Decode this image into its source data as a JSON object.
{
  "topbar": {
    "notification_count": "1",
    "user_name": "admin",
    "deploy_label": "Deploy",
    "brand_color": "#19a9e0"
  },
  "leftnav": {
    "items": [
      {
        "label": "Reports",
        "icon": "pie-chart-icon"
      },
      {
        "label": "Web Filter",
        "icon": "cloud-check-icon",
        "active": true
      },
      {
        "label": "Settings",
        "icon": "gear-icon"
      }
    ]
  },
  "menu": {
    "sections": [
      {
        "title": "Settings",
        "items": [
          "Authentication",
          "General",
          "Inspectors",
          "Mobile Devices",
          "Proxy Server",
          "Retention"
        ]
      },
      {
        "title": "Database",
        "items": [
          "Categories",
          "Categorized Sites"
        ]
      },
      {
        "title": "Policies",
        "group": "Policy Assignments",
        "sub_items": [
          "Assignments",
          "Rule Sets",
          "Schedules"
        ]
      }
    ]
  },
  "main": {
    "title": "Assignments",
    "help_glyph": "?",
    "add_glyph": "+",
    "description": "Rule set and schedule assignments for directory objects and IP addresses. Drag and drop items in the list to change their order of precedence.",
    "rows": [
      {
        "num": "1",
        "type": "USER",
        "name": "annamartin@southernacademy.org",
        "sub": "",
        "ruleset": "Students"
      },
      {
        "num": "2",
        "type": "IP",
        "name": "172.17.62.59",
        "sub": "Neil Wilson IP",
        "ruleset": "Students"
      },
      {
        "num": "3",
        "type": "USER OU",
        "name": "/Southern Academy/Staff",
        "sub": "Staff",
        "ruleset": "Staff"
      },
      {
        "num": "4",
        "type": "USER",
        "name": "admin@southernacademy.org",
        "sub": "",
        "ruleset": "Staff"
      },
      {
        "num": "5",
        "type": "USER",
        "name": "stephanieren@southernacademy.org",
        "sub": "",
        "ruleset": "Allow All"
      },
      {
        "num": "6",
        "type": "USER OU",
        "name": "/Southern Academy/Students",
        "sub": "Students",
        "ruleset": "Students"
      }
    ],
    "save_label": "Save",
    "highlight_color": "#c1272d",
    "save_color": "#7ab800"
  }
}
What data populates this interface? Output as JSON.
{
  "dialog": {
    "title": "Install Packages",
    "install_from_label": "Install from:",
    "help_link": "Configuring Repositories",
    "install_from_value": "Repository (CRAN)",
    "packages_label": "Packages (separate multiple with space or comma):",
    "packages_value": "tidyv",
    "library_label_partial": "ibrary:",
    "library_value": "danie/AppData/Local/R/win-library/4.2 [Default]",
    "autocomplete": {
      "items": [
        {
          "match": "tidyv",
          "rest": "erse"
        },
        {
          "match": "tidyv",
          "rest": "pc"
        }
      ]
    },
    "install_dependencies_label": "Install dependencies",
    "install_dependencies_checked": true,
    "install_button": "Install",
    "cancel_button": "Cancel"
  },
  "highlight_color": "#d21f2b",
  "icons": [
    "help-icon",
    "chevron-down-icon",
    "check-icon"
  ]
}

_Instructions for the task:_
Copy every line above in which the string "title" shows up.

_Solved problem:_
        "title": "Settings",
        "title": "Database",
        "title": "Policies",
    "title": "Assignments",
    "title": "Install Packages",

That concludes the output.